[Website and app data records]
######

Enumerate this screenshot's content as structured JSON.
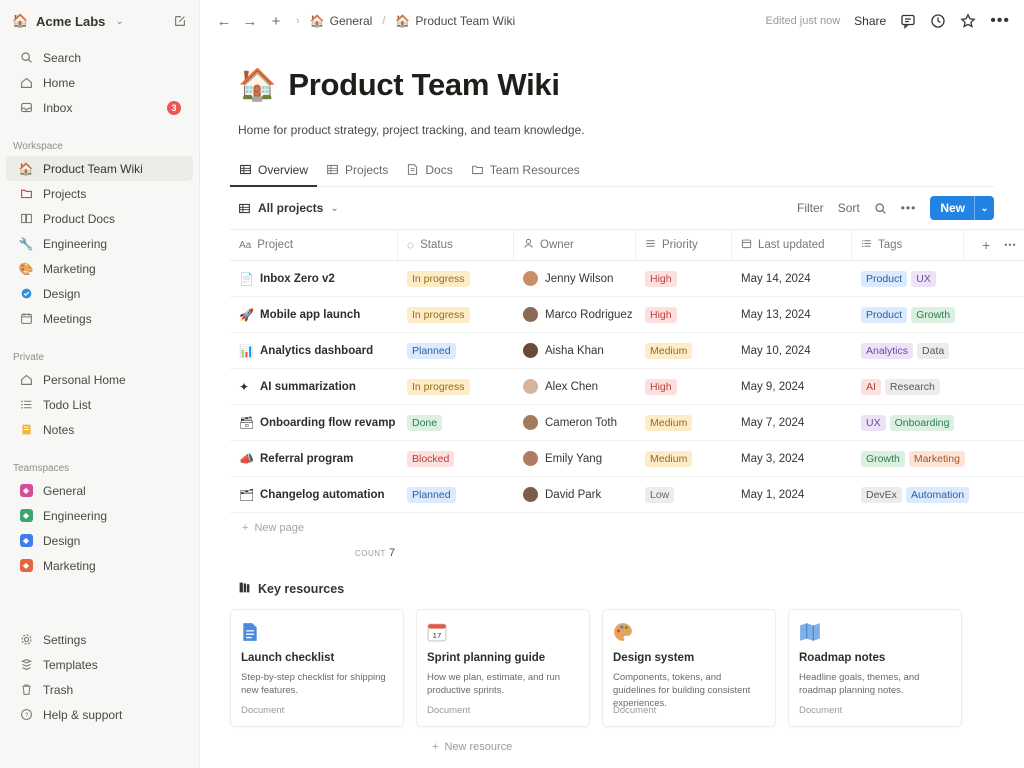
{
  "sidebar": {
    "workspace": "Acme Labs",
    "top": [
      {
        "label": "Search",
        "icon": "search-icon"
      },
      {
        "label": "Home",
        "icon": "home-icon"
      },
      {
        "label": "Inbox",
        "icon": "inbox-icon",
        "badge": "3"
      }
    ],
    "workspace_label": "Workspace",
    "workspace_items": [
      {
        "label": "Product Team Wiki",
        "emoji": "🏠"
      },
      {
        "label": "Projects",
        "icon": "folder-icon"
      },
      {
        "label": "Product Docs",
        "icon": "docs-icon"
      },
      {
        "label": "Engineering",
        "emoji": "🔧"
      },
      {
        "label": "Marketing",
        "emoji": "🎨"
      },
      {
        "label": "Design",
        "emoji": "🌐"
      },
      {
        "label": "Meetings",
        "icon": "calendar-icon"
      }
    ],
    "private_label": "Private",
    "private_items": [
      {
        "label": "Personal Home",
        "icon": "home-icon"
      },
      {
        "label": "Todo List",
        "icon": "list-icon"
      },
      {
        "label": "Notes",
        "emoji": "📒"
      }
    ],
    "teamspaces_label": "Teamspaces",
    "teamspaces": [
      {
        "label": "General",
        "color": "#d44c9a"
      },
      {
        "label": "Engineering",
        "color": "#3fa66b"
      },
      {
        "label": "Design",
        "color": "#3f7ee8"
      },
      {
        "label": "Marketing",
        "color": "#e8663f"
      }
    ],
    "bottom": [
      {
        "label": "Settings",
        "icon": "gear-icon"
      },
      {
        "label": "Templates",
        "icon": "templates-icon"
      },
      {
        "label": "Trash",
        "icon": "trash-icon"
      },
      {
        "label": "Help & support",
        "icon": "help-icon"
      }
    ]
  },
  "topbar": {
    "crumb1": "General",
    "crumb2": "Product Team Wiki",
    "edited": "Edited just now",
    "share": "Share"
  },
  "page": {
    "emoji": "🏠",
    "title": "Product Team Wiki",
    "desc": "Home for product strategy, project tracking, and team knowledge."
  },
  "tabs": [
    "Overview",
    "Projects",
    "Docs",
    "Team Resources"
  ],
  "view": {
    "name": "All projects",
    "filter": "Filter",
    "sort": "Sort",
    "new": "New"
  },
  "columns": [
    "Project",
    "Status",
    "Owner",
    "Priority",
    "Last updated",
    "Tags"
  ],
  "rows": [
    {
      "icon": "📄",
      "name": "Inbox Zero v2",
      "status": "In progress",
      "owner": "Jenny Wilson",
      "priority": "High",
      "updated": "May 14, 2024",
      "tags": [
        "Product",
        "UX"
      ]
    },
    {
      "icon": "🚀",
      "name": "Mobile app launch",
      "status": "In progress",
      "owner": "Marco Rodriguez",
      "priority": "High",
      "updated": "May 13, 2024",
      "tags": [
        "Product",
        "Growth"
      ]
    },
    {
      "icon": "📊",
      "name": "Analytics dashboard",
      "status": "Planned",
      "owner": "Aisha Khan",
      "priority": "Medium",
      "updated": "May 10, 2024",
      "tags": [
        "Analytics",
        "Data"
      ]
    },
    {
      "icon": "✦",
      "name": "AI summarization",
      "status": "In progress",
      "owner": "Alex Chen",
      "priority": "High",
      "updated": "May 9, 2024",
      "tags": [
        "AI",
        "Research"
      ]
    },
    {
      "icon": "🗃",
      "name": "Onboarding flow revamp",
      "status": "Done",
      "owner": "Cameron Toth",
      "priority": "Medium",
      "updated": "May 7, 2024",
      "tags": [
        "UX",
        "Onboarding"
      ]
    },
    {
      "icon": "📣",
      "name": "Referral program",
      "status": "Blocked",
      "owner": "Emily Yang",
      "priority": "Medium",
      "updated": "May 3, 2024",
      "tags": [
        "Growth",
        "Marketing"
      ]
    },
    {
      "icon": "🗂",
      "name": "Changelog automation",
      "status": "Planned",
      "owner": "David Park",
      "priority": "Low",
      "updated": "May 1, 2024",
      "tags": [
        "DevEx",
        "Automation"
      ]
    }
  ],
  "new_page": "New page",
  "count_label": "COUNT",
  "count": "7",
  "resources": {
    "heading": "Key resources",
    "new": "New resource",
    "cards": [
      {
        "title": "Launch checklist",
        "desc": "Step-by-step checklist for shipping new features.",
        "type": "Document",
        "icon": "document-icon"
      },
      {
        "title": "Sprint planning guide",
        "desc": "How we plan, estimate, and run productive sprints.",
        "type": "Document",
        "icon": "calendar-icon"
      },
      {
        "title": "Design system",
        "desc": "Components, tokens, and guidelines for building consistent experiences.",
        "type": "Document",
        "icon": "palette-icon"
      },
      {
        "title": "Roadmap notes",
        "desc": "Headline goals, themes, and roadmap planning notes.",
        "type": "Document",
        "icon": "map-icon"
      }
    ]
  },
  "colors": {
    "accent": "#2383e2"
  }
}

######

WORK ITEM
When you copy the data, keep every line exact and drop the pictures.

SOLUTION TO THIS PROBLEM
Enumerate this screenshot's content as structured JSON.
{
  "sidebar": {
    "workspace": "Acme Labs",
    "top": [
      {
        "label": "Search",
        "icon": "search-icon"
      },
      {
        "label": "Home",
        "icon": "home-icon"
      },
      {
        "label": "Inbox",
        "icon": "inbox-icon",
        "badge": "3"
      }
    ],
    "workspace_label": "Workspace",
    "workspace_items": [
      {
        "label": "Product Team Wiki",
        "emoji": "🏠"
      },
      {
        "label": "Projects",
        "icon": "folder-icon"
      },
      {
        "label": "Product Docs",
        "icon": "docs-icon"
      },
      {
        "label": "Engineering",
        "emoji": "🔧"
      },
      {
        "label": "Marketing",
        "emoji": "🎨"
      },
      {
        "label": "Design",
        "emoji": "🌐"
      },
      {
        "label": "Meetings",
        "icon": "calendar-icon"
      }
    ],
    "private_label": "Private",
    "private_items": [
      {
        "label": "Personal Home",
        "icon": "home-icon"
      },
      {
        "label": "Todo List",
        "icon": "list-icon"
      },
      {
        "label": "Notes",
        "emoji": "📒"
      }
    ],
    "teamspaces_label": "Teamspaces",
    "teamspaces": [
      {
        "label": "General",
        "color": "#d44c9a"
      },
      {
        "label": "Engineering",
        "color": "#3fa66b"
      },
      {
        "label": "Design",
        "color": "#3f7ee8"
      },
      {
        "label": "Marketing",
        "color": "#e8663f"
      }
    ],
    "bottom": [
      {
        "label": "Settings",
        "icon": "gear-icon"
      },
      {
        "label": "Templates",
        "icon": "templates-icon"
      },
      {
        "label": "Trash",
        "icon": "trash-icon"
      },
      {
        "label": "Help & support",
        "icon": "help-icon"
      }
    ]
  },
  "topbar": {
    "crumb1": "General",
    "crumb2": "Product Team Wiki",
    "edited": "Edited just now",
    "share": "Share"
  },
  "page": {
    "emoji": "🏠",
    "title": "Product Team Wiki",
    "desc": "Home for product strategy, project tracking, and team knowledge."
  },
  "tabs": [
    "Overview",
    "Projects",
    "Docs",
    "Team Resources"
  ],
  "view": {
    "name": "All projects",
    "filter": "Filter",
    "sort": "Sort",
    "new": "New"
  },
  "columns": [
    "Project",
    "Status",
    "Owner",
    "Priority",
    "Last updated",
    "Tags"
  ],
  "rows": [
    {
      "icon": "📄",
      "name": "Inbox Zero v2",
      "status": "In progress",
      "owner": "Jenny Wilson",
      "priority": "High",
      "updated": "May 14, 2024",
      "tags": [
        "Product",
        "UX"
      ]
    },
    {
      "icon": "🚀",
      "name": "Mobile app launch",
      "status": "In progress",
      "owner": "Marco Rodriguez",
      "priority": "High",
      "updated": "May 13, 2024",
      "tags": [
        "Product",
        "Growth"
      ]
    },
    {
      "icon": "📊",
      "name": "Analytics dashboard",
      "status": "Planned",
      "owner": "Aisha Khan",
      "priority": "Medium",
      "updated": "May 10, 2024",
      "tags": [
        "Analytics",
        "Data"
      ]
    },
    {
      "icon": "✦",
      "name": "AI summarization",
      "status": "In progress",
      "owner": "Alex Chen",
      "priority": "High",
      "updated": "May 9, 2024",
      "tags": [
        "AI",
        "Research"
      ]
    },
    {
      "icon": "🗃",
      "name": "Onboarding flow revamp",
      "status": "Done",
      "owner": "Cameron Toth",
      "priority": "Medium",
      "updated": "May 7, 2024",
      "tags": [
        "UX",
        "Onboarding"
      ]
    },
    {
      "icon": "📣",
      "name": "Referral program",
      "status": "Blocked",
      "owner": "Emily Yang",
      "priority": "Medium",
      "updated": "May 3, 2024",
      "tags": [
        "Growth",
        "Marketing"
      ]
    },
    {
      "icon": "🗂",
      "name": "Changelog automation",
      "status": "Planned",
      "owner": "David Park",
      "priority": "Low",
      "updated": "May 1, 2024",
      "tags": [
        "DevEx",
        "Automation"
      ]
    }
  ],
  "new_page": "New page",
  "count_label": "COUNT",
  "count": "7",
  "resources": {
    "heading": "Key resources",
    "new": "New resource",
    "cards": [
      {
        "title": "Launch checklist",
        "desc": "Step-by-step checklist for shipping new features.",
        "type": "Document",
        "icon": "document-icon"
      },
      {
        "title": "Sprint planning guide",
        "desc": "How we plan, estimate, and run productive sprints.",
        "type": "Document",
        "icon": "calendar-icon"
      },
      {
        "title": "Design system",
        "desc": "Components, tokens, and guidelines for building consistent experiences.",
        "type": "Document",
        "icon": "palette-icon"
      },
      {
        "title": "Roadmap notes",
        "desc": "Headline goals, themes, and roadmap planning notes.",
        "type": "Document",
        "icon": "map-icon"
      }
    ]
  },
  "colors": {
    "accent": "#2383e2"
  }
}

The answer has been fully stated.